------ Available data

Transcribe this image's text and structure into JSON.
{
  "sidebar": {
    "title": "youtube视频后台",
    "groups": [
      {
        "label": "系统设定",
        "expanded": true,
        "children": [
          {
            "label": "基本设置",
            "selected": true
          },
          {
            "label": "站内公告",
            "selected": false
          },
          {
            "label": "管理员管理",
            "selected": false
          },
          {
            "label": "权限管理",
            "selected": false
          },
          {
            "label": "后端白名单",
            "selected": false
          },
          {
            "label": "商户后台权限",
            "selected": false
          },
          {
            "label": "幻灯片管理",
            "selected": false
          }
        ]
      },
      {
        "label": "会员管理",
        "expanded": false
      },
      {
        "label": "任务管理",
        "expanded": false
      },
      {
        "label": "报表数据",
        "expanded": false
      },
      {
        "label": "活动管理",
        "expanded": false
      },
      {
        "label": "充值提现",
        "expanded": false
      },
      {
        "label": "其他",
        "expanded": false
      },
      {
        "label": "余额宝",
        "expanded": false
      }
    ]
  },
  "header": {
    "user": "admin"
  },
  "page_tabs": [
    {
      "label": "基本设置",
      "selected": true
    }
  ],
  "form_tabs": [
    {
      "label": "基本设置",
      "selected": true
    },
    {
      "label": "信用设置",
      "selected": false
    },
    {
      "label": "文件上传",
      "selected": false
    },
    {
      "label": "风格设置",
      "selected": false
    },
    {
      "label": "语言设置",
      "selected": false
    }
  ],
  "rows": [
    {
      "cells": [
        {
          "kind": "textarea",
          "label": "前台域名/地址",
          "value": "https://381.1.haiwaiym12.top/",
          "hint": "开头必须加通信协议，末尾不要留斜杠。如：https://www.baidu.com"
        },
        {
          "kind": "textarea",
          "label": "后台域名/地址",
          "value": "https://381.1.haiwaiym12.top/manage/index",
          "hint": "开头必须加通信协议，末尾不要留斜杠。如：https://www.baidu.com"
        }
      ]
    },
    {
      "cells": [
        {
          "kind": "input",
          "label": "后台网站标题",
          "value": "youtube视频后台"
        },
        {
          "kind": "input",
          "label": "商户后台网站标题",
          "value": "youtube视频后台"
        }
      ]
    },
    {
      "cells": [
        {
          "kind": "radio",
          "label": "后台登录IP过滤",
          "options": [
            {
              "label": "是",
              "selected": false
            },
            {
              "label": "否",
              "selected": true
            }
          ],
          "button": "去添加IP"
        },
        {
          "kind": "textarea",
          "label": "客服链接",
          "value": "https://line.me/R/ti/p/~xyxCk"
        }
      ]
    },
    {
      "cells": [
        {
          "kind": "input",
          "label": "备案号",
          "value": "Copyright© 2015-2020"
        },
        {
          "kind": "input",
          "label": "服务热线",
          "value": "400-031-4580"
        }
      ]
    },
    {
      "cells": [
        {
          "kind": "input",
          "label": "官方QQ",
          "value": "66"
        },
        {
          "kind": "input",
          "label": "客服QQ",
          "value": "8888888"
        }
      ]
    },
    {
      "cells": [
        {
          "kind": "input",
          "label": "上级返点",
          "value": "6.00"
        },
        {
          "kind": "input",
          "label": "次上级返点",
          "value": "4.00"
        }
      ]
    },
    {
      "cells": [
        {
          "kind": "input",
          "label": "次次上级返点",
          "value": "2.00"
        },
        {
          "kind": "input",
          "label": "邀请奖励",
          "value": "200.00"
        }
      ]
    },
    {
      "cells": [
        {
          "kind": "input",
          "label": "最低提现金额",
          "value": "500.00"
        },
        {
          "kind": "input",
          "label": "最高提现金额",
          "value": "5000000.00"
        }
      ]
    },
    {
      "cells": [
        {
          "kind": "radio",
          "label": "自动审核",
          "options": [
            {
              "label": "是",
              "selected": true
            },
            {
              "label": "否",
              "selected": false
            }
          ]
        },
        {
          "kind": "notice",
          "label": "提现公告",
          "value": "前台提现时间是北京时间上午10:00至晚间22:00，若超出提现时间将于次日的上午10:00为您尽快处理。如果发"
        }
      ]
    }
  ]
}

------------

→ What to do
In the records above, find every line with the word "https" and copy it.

→ Reply to the exercise
          "value": "https://381.1.haiwaiym12.top/",
          "hint": "开头必须加通信协议，末尾不要留斜杠。如：https://www.baidu.com"
          "value": "https://381.1.haiwaiym12.top/manage/index",
          "hint": "开头必须加通信协议，末尾不要留斜杠。如：https://www.baidu.com"
          "value": "https://line.me/R/ti/p/~xyxCk"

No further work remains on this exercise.